After awhile, I got so sick of standing outside and crying about this stupid bee (and I felt silly too, with my mom on the phone half-asleep, encouraging me to just go in and ice my arm---"BUT I CANT!!! THERE;S A BEE INSIDE OF MY APARTMENT!!!!"). I finally went back inside, found it sitting on the floor (probably dying) and whacked it mercilessly with a towel once I'd buried it in a pile of towels. I carried the dead bee in a towel out to the trash and disposed of it...and good riddance.
Bee incident got me thinking. Sometimes the problems you need to face up to are things you don't ever worry about, rarely think about and don't necessarily recognize as problems. I certainly didn't expect a bee to follow me inside like that, especially at 5 AM. Bees are awake that early? Right? But once the bee had stung me and was buzzing around my apartment, I could no longer ignore it. I had to kill it or wait for it to die, and in my crazed fear it seemed like it was never going to die, anyways. But eventually, I'm standing outside realizing how silly the whole thing is, and I just have to stop avoiding the damn bee. I mean, I thought, the sting didn't hurt -that- bad. My imagination had built up something far beyond the actual pain I suffered--and don't we all do that? Become more afraid of our imaginings than what the reality of the situation usually is?
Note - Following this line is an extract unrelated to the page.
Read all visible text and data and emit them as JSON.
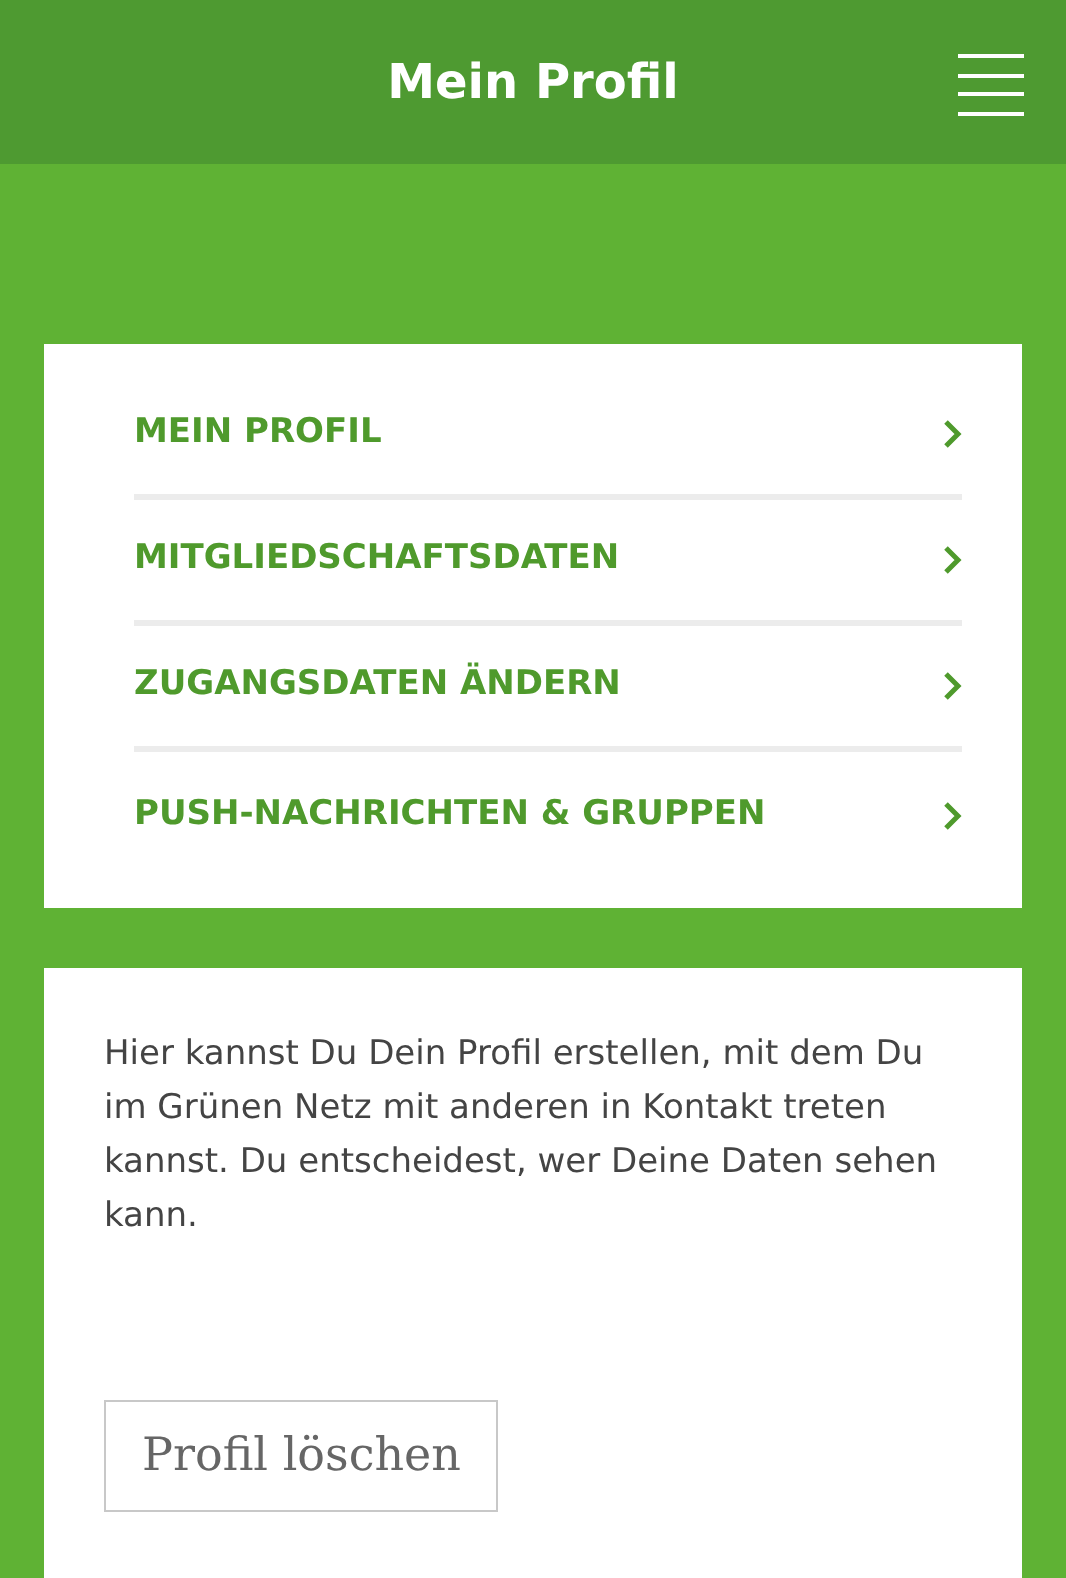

So with the rest of your day, I challenge you to go out and face your bees. I mean, don't go out and chase bees around--that's just silly and asking to get stung. But when you hear buzzing, ask yourself what it really is, and don't avoid it.